Financial repression; this term has to the defining factor of the last few years in the world of investments. Central banks promoted consumption with all the tools that they have while forcing savers into riskier and riskier assets in search of the non-existent yields. The fight against deflation and a global credit event changed the playing field in financial markets.
Stock markets roared to new all-time highs, while government and corporate yields collapsed to historic lows. But for now, both of those asset classes have been squeezed dry of prospective returns by investors, actually, stocks already had a two year period with no meaningful returns before the Trump-rally started last November.
Today, in the developed world, there is a huge vacuum of reachable yield, and as I concluded in my article on central banks, I think that this creates a dangerous environment for passive investment strategies, and you should be aware of the risks of relying on pension plans and government transfers due to the sorry state of the global financial system.
What is the Answer?
Now you might ask what do I do in this situation. Well, the recipe is one that probably won’t be too popular with most of the people out there: Save more, do your homework, and invest selectively. I believe that passive stock and bond investments, especially in the US and Europe, simply won’t make it if you are counting on double digit annual returns for the next 10-15 years—not even mid-high single digits for that matter.
So what are the alternatives? Real estate, individual stock and bond picks, “exotic” stocks, farmland, commodities, cryptocurrencies, arts, vintage cars… there are a lot of fields of investing that you can venture into, besides running your own business of course. From the above list, I have an interest in almost every segment, with an unwantedly big part in real estate, due to a family bankruptcy event that required my help, and used up virtually all my liquid investments a couple of years ago. Since then, I try to focus on hard and/or naturally yielding assets, while trying to stay independent from the long-term debasement of fiat currencies.
My Savings Rate
I am falling shy of the target of the 33% club when it comes to savings, although it has to be said that my income (part from trading stocks, cryptos, and forex; and part from journalism) is volatile, so sometimes I am even able to save around 40%, but in practice the average for the past two years around 20%. Granted, I spend a lot on traveling and getting to know the world, but I believe that that’s a good way of “wasting” money.
I, together with my partner, have a real estate investment (Airbnb) in downtown Budapest, yielding a nice 7% after tax and amortization, with some potential for capital appreciation (50% of my savings). I have an interest in a hazelnut-plantation that will hopefully yield 8-10% annually starting in 2018 (10%). I hold a portfolio of government (US, Hungarian, Russian, Mexican) and corporate bonds (10%), with an average duration of 4 years and an intention to hold them until maturity.

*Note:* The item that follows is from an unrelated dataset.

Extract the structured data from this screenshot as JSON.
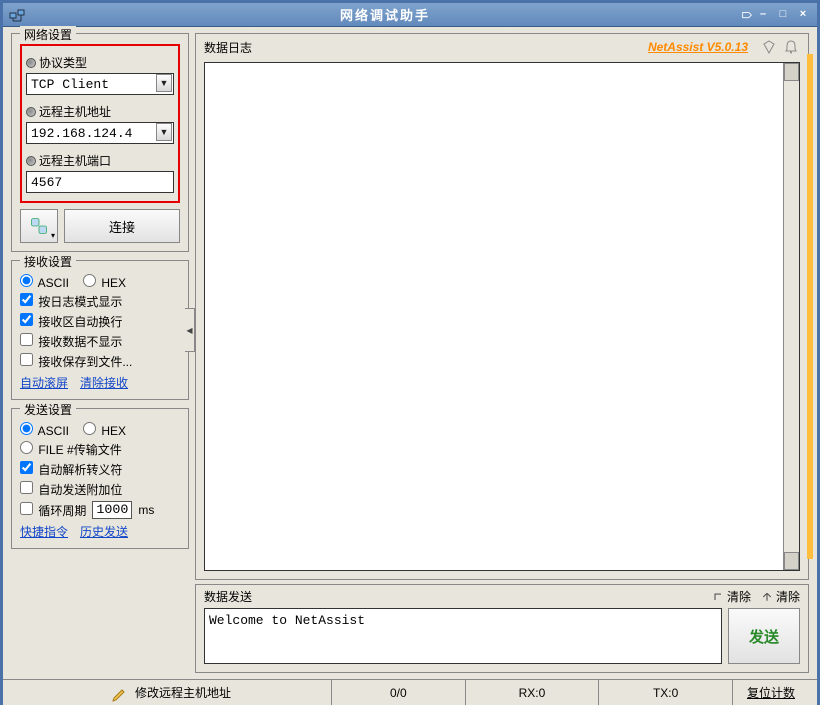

I have around 10% each in gold and cryptocurrencies, and I am putting a monthly fix amount into an emerging market fund focused on South-East Asia and Africa where I see the bulk of the growth in the coming decades (5%). I also try to have around 5% in fiat (US Dollars and Euros) for every day and emergency expenses.
The Problems with my Portfolio
I believe that although it’s a relatively balanced portfolio, and it is more or less in line with my view of the world, liquidity is an issue. Right now, I’m trying to put more and more of my active and passive income into liquid, short-dated bonds and cash, to have enough dry gunpowder for a possible major pull-back in stocks that would provide better valuations, and a good environment for stock picking.
Some of you would say that the 10% in cryptos is a small amount, and sure enough I am letting that increase naturally, as my core positions outgrow the rest of my portfolio; but some of my other holdings have great tax-benefits accompanied by very low volatility which make them great choices for the long run.
My stock exposure is laughably low, and I might be proven wrong by another few years of bull-market action, but for now I feel comfortable with this ratio. Also my gold holdings are all paper, and I am only in a planning phase of going physical, but I hope I won’t regret that decision.
What’s your take?
So there it is, you are free to criticize my investments, but don’t get me wrong, I know it’s not optimal as of now. As I started rebuilding my savings in 2015, the composition is what you could call “eclectic”. I will update you as my view of the world changes, and I will share my investment ideas in real-time. Use them at your own risk :).
So, what do you think about my positions? Do you see risks that I don’t? Let me know in the comments below, and of course, I would be happy to discuss Your portfolio as well.